What to produce:
Report back every line from the entries below in which the word "mnemonic" occurs.

Data for review:
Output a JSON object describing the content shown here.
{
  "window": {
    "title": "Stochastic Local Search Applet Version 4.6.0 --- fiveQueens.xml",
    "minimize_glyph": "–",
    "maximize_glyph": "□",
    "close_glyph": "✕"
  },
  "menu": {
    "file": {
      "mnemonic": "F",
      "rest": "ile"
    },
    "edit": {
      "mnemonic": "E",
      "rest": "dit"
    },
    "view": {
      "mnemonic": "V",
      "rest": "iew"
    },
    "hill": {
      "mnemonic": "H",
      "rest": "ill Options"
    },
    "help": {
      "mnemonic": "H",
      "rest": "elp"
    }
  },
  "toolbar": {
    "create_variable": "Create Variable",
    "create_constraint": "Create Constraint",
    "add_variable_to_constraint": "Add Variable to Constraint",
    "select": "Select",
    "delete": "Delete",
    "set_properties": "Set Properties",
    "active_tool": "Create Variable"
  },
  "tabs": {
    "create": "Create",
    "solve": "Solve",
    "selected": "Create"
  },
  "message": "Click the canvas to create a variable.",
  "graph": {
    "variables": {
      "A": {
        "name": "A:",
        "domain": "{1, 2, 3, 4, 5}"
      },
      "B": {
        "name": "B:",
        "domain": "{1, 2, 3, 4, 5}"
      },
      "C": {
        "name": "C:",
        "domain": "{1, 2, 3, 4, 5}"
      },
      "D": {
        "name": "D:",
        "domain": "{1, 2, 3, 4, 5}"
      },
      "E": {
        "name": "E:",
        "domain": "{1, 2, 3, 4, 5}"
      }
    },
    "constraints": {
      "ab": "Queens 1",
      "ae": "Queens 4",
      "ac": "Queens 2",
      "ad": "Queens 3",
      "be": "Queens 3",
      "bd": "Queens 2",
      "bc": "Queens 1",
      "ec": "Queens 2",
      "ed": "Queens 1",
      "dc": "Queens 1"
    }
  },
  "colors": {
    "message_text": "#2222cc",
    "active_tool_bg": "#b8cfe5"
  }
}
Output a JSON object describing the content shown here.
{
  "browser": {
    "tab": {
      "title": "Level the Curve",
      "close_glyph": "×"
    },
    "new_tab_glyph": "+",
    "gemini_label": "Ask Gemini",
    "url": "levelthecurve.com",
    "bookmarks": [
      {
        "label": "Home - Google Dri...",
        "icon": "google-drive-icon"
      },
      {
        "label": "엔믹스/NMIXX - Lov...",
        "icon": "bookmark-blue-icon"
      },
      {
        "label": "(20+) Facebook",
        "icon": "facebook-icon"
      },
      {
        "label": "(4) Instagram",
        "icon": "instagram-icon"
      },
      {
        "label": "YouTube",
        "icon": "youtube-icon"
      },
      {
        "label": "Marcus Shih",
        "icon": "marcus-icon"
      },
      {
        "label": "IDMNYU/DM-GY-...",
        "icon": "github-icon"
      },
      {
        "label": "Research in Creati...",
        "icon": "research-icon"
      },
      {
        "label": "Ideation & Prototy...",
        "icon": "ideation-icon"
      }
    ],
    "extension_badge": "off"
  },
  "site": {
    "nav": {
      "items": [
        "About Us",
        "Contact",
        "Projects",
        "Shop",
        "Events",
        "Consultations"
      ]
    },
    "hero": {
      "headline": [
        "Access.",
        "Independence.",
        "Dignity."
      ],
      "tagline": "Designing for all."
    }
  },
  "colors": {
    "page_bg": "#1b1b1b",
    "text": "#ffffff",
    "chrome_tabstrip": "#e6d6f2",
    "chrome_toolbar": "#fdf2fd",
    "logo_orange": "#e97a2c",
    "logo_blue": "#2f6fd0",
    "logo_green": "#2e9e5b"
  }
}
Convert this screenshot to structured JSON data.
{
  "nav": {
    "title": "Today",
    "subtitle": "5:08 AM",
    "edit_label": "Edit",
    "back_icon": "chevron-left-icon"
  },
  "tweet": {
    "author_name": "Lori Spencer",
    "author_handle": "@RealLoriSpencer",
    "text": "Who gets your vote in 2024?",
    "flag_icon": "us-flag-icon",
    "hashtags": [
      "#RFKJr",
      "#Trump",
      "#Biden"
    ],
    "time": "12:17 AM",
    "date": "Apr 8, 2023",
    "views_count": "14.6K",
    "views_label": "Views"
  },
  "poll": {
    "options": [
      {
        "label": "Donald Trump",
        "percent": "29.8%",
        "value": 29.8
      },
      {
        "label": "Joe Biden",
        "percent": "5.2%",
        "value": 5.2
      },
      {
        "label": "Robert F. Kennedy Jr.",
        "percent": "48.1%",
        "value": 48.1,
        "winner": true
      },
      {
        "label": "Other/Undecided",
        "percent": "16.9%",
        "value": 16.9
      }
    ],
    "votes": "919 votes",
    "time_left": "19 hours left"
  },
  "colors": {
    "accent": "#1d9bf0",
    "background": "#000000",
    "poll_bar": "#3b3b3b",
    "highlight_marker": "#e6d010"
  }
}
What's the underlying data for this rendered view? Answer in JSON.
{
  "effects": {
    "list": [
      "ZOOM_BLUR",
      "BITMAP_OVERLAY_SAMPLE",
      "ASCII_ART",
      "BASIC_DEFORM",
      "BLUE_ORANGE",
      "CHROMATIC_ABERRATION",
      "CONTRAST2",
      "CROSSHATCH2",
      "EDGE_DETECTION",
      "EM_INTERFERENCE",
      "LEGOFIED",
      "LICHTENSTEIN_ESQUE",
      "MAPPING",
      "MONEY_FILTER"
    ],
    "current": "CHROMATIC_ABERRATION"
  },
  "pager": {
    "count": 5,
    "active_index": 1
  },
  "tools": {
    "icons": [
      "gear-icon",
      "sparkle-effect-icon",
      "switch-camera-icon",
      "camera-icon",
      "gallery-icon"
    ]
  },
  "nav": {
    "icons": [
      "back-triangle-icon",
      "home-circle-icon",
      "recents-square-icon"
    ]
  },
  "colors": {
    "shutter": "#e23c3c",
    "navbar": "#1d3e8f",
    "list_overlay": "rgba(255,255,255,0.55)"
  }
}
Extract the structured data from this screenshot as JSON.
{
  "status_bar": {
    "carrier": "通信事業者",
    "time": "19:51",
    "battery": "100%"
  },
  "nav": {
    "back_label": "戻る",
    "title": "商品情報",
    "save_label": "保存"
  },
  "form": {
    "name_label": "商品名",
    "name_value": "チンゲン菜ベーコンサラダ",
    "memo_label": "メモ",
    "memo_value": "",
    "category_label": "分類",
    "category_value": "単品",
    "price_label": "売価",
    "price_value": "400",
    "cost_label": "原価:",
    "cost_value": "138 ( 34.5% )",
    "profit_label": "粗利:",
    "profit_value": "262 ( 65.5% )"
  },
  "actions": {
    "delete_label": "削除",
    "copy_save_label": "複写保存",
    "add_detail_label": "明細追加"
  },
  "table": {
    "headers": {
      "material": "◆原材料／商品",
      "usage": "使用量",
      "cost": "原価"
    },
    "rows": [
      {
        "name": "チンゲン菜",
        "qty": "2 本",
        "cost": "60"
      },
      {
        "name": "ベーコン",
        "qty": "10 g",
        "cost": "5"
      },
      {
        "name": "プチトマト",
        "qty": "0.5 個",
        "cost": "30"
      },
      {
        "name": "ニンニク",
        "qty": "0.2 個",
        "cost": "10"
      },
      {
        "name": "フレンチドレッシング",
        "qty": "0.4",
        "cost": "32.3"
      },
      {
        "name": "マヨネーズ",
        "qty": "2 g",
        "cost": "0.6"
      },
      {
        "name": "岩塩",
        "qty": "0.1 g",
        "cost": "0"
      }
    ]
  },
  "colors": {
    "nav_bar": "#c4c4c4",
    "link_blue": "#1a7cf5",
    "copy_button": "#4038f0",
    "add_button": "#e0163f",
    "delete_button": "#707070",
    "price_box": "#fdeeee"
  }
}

Solution to this task:
      "mnemonic": "F",
      "mnemonic": "E",
      "mnemonic": "V",
      "mnemonic": "H",
      "mnemonic": "H",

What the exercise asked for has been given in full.